**Your assignment**
Read through the entries below and return each line with the word "Accuracy".

**Material to process**

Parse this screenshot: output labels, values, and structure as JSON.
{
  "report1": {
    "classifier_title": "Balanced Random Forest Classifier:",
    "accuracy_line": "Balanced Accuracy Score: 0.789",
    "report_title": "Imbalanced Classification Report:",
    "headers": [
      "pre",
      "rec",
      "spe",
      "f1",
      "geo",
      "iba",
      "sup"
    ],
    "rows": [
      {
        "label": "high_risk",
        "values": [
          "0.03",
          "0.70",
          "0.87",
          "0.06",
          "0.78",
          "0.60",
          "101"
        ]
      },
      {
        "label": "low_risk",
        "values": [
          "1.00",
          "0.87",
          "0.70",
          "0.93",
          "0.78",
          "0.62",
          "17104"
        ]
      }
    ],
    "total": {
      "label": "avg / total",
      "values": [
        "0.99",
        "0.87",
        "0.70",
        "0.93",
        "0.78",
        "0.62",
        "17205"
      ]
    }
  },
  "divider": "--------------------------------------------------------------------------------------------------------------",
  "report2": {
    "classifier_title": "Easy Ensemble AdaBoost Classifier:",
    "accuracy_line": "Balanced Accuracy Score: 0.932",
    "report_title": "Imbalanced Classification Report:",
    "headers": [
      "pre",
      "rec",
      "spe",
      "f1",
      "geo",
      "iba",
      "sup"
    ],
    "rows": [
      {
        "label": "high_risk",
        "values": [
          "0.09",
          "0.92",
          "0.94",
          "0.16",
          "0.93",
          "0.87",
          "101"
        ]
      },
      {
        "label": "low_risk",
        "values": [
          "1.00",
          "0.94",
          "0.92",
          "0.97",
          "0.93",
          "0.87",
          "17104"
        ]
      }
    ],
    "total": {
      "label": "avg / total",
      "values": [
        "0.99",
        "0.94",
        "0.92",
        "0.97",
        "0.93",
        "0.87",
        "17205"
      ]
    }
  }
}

**Exercise output**
    "accuracy_line": "Balanced Accuracy Score: 0.789",
    "accuracy_line": "Balanced Accuracy Score: 0.932",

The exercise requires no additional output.